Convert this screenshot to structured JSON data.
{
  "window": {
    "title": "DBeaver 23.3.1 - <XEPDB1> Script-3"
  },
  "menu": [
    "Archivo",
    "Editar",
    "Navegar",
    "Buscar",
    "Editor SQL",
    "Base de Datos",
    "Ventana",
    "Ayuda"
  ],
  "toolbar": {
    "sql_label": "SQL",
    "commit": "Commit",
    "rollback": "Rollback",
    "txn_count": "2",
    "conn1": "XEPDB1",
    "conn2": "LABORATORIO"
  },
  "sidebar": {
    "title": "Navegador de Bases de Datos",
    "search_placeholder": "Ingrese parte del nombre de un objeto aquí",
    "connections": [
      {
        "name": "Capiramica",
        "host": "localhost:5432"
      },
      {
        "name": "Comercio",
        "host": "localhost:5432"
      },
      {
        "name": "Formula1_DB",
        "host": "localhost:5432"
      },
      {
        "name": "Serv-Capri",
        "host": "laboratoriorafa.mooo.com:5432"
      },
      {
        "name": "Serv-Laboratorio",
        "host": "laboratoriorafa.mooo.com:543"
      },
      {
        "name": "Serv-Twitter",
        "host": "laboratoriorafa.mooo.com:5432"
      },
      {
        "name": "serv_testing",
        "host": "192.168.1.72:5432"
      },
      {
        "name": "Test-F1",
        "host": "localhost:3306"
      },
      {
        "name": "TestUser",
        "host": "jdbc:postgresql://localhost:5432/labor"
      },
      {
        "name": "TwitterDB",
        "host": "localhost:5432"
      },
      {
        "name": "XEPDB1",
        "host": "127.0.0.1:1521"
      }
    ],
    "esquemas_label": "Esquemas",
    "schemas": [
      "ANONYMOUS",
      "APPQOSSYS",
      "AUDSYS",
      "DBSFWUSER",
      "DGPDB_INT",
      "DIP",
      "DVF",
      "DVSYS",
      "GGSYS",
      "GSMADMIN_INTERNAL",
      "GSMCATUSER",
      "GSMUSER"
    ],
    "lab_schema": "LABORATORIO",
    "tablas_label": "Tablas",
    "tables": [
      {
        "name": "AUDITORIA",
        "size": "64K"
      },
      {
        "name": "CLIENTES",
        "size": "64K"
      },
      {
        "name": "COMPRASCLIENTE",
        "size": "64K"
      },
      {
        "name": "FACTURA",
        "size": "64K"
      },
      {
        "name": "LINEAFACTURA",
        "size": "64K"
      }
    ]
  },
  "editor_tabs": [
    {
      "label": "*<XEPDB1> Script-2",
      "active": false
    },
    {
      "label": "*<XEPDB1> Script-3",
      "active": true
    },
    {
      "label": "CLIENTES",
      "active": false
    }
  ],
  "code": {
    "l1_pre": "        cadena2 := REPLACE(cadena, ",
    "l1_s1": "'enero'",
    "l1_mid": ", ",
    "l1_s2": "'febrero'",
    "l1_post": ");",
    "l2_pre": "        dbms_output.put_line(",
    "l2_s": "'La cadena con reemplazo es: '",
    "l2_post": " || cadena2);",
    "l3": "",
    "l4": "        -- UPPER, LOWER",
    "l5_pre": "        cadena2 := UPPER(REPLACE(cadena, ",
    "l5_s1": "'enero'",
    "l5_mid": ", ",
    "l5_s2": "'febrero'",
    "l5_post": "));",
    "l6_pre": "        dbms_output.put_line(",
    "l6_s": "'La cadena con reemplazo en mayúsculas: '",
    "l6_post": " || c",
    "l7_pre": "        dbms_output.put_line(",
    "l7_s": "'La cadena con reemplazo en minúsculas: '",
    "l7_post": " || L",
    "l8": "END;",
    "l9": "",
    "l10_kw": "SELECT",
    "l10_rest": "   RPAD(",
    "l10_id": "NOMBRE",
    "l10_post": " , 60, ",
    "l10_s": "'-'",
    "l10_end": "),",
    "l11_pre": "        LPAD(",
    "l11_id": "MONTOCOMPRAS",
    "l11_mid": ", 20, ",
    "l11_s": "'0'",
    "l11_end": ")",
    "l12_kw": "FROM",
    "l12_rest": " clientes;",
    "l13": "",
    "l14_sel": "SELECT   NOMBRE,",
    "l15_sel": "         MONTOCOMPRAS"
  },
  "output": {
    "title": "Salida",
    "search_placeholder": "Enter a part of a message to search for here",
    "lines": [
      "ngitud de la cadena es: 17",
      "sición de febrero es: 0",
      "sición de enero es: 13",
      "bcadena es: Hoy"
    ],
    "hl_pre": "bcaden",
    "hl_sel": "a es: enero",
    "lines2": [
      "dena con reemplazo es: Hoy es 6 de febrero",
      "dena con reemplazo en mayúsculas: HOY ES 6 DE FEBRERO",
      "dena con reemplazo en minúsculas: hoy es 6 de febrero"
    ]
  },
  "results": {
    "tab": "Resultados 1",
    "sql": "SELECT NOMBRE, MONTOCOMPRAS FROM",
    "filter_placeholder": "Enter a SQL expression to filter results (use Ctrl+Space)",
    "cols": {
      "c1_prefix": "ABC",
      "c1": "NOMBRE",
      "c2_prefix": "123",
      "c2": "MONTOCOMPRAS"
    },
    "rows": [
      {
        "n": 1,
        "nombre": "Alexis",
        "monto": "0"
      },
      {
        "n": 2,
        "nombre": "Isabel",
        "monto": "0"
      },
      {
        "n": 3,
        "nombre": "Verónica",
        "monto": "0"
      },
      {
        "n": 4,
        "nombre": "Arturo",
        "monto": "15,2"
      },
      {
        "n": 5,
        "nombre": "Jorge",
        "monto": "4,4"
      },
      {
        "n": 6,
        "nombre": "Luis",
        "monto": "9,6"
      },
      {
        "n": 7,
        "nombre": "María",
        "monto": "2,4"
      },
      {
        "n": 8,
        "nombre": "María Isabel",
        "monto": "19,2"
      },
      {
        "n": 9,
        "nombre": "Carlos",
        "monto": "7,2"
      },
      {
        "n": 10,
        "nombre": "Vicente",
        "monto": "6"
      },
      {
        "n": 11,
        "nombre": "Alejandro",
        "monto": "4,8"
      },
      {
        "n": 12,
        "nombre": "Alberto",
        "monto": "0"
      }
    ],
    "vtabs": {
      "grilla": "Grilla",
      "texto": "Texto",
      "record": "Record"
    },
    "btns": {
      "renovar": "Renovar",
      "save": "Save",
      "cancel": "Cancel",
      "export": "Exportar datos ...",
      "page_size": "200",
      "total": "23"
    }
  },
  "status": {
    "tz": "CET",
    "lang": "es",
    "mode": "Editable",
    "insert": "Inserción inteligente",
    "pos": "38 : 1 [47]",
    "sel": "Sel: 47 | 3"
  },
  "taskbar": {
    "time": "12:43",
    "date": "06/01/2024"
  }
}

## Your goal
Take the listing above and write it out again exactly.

## Output
Convert this screenshot to structured JSON data.
{
  "window": {
    "title": "DBeaver 23.3.1 - <XEPDB1> Script-3"
  },
  "menu": [
    "Archivo",
    "Editar",
    "Navegar",
    "Buscar",
    "Editor SQL",
    "Base de Datos",
    "Ventana",
    "Ayuda"
  ],
  "toolbar": {
    "sql_label": "SQL",
    "commit": "Commit",
    "rollback": "Rollback",
    "txn_count": "2",
    "conn1": "XEPDB1",
    "conn2": "LABORATORIO"
  },
  "sidebar": {
    "title": "Navegador de Bases de Datos",
    "search_placeholder": "Ingrese parte del nombre de un objeto aquí",
    "connections": [
      {
        "name": "Capiramica",
        "host": "localhost:5432"
      },
      {
        "name": "Comercio",
        "host": "localhost:5432"
      },
      {
        "name": "Formula1_DB",
        "host": "localhost:5432"
      },
      {
        "name": "Serv-Capri",
        "host": "laboratoriorafa.mooo.com:5432"
      },
      {
        "name": "Serv-Laboratorio",
        "host": "laboratoriorafa.mooo.com:543"
      },
      {
        "name": "Serv-Twitter",
        "host": "laboratoriorafa.mooo.com:5432"
      },
      {
        "name": "serv_testing",
        "host": "192.168.1.72:5432"
      },
      {
        "name": "Test-F1",
        "host": "localhost:3306"
      },
      {
        "name": "TestUser",
        "host": "jdbc:postgresql://localhost:5432/labor"
      },
      {
        "name": "TwitterDB",
        "host": "localhost:5432"
      },
      {
        "name": "XEPDB1",
        "host": "127.0.0.1:1521"
      }
    ],
    "esquemas_label": "Esquemas",
    "schemas": [
      "ANONYMOUS",
      "APPQOSSYS",
      "AUDSYS",
      "DBSFWUSER",
      "DGPDB_INT",
      "DIP",
      "DVF",
      "DVSYS",
      "GGSYS",
      "GSMADMIN_INTERNAL",
      "GSMCATUSER",
      "GSMUSER"
    ],
    "lab_schema": "LABORATORIO",
    "tablas_label": "Tablas",
    "tables": [
      {
        "name": "AUDITORIA",
        "size": "64K"
      },
      {
        "name": "CLIENTES",
        "size": "64K"
      },
      {
        "name": "COMPRASCLIENTE",
        "size": "64K"
      },
      {
        "name": "FACTURA",
        "size": "64K"
      },
      {
        "name": "LINEAFACTURA",
        "size": "64K"
      }
    ]
  },
  "editor_tabs": [
    {
      "label": "*<XEPDB1> Script-2",
      "active": false
    },
    {
      "label": "*<XEPDB1> Script-3",
      "active": true
    },
    {
      "label": "CLIENTES",
      "active": false
    }
  ],
  "code": {
    "l1_pre": "        cadena2 := REPLACE(cadena, ",
    "l1_s1": "'enero'",
    "l1_mid": ", ",
    "l1_s2": "'febrero'",
    "l1_post": ");",
    "l2_pre": "        dbms_output.put_line(",
    "l2_s": "'La cadena con reemplazo es: '",
    "l2_post": " || cadena2);",
    "l3": "",
    "l4": "        -- UPPER, LOWER",
    "l5_pre": "        cadena2 := UPPER(REPLACE(cadena, ",
    "l5_s1": "'enero'",
    "l5_mid": ", ",
    "l5_s2": "'febrero'",
    "l5_post": "));",
    "l6_pre": "        dbms_output.put_line(",
    "l6_s": "'La cadena con reemplazo en mayúsculas: '",
    "l6_post": " || c",
    "l7_pre": "        dbms_output.put_line(",
    "l7_s": "'La cadena con reemplazo en minúsculas: '",
    "l7_post": " || L",
    "l8": "END;",
    "l9": "",
    "l10_kw": "SELECT",
    "l10_rest": "   RPAD(",
    "l10_id": "NOMBRE",
    "l10_post": " , 60, ",
    "l10_s": "'-'",
    "l10_end": "),",
    "l11_pre": "        LPAD(",
    "l11_id": "MONTOCOMPRAS",
    "l11_mid": ", 20, ",
    "l11_s": "'0'",
    "l11_end": ")",
    "l12_kw": "FROM",
    "l12_rest": " clientes;",
    "l13": "",
    "l14_sel": "SELECT   NOMBRE,",
    "l15_sel": "         MONTOCOMPRAS"
  },
  "output": {
    "title": "Salida",
    "search_placeholder": "Enter a part of a message to search for here",
    "lines": [
      "ngitud de la cadena es: 17",
      "sición de febrero es: 0",
      "sición de enero es: 13",
      "bcadena es: Hoy"
    ],
    "hl_pre": "bcaden",
    "hl_sel": "a es: enero",
    "lines2": [
      "dena con reemplazo es: Hoy es 6 de febrero",
      "dena con reemplazo en mayúsculas: HOY ES 6 DE FEBRERO",
      "dena con reemplazo en minúsculas: hoy es 6 de febrero"
    ]
  },
  "results": {
    "tab": "Resultados 1",
    "sql": "SELECT NOMBRE, MONTOCOMPRAS FROM",
    "filter_placeholder": "Enter a SQL expression to filter results (use Ctrl+Space)",
    "cols": {
      "c1_prefix": "ABC",
      "c1": "NOMBRE",
      "c2_prefix": "123",
      "c2": "MONTOCOMPRAS"
    },
    "rows": [
      {
        "n": 1,
        "nombre": "Alexis",
        "monto": "0"
      },
      {
        "n": 2,
        "nombre": "Isabel",
        "monto": "0"
      },
      {
        "n": 3,
        "nombre": "Verónica",
        "monto": "0"
      },
      {
        "n": 4,
        "nombre": "Arturo",
        "monto": "15,2"
      },
      {
        "n": 5,
        "nombre": "Jorge",
        "monto": "4,4"
      },
      {
        "n": 6,
        "nombre": "Luis",
        "monto": "9,6"
      },
      {
        "n": 7,
        "nombre": "María",
        "monto": "2,4"
      },
      {
        "n": 8,
        "nombre": "María Isabel",
        "monto": "19,2"
      },
      {
        "n": 9,
        "nombre": "Carlos",
        "monto": "7,2"
      },
      {
        "n": 10,
        "nombre": "Vicente",
        "monto": "6"
      },
      {
        "n": 11,
        "nombre": "Alejandro",
        "monto": "4,8"
      },
      {
        "n": 12,
        "nombre": "Alberto",
        "monto": "0"
      }
    ],
    "vtabs": {
      "grilla": "Grilla",
      "texto": "Texto",
      "record": "Record"
    },
    "btns": {
      "renovar": "Renovar",
      "save": "Save",
      "cancel": "Cancel",
      "export": "Exportar datos ...",
      "page_size": "200",
      "total": "23"
    }
  },
  "status": {
    "tz": "CET",
    "lang": "es",
    "mode": "Editable",
    "insert": "Inserción inteligente",
    "pos": "38 : 1 [47]",
    "sel": "Sel: 47 | 3"
  },
  "taskbar": {
    "time": "12:43",
    "date": "06/01/2024"
  }
}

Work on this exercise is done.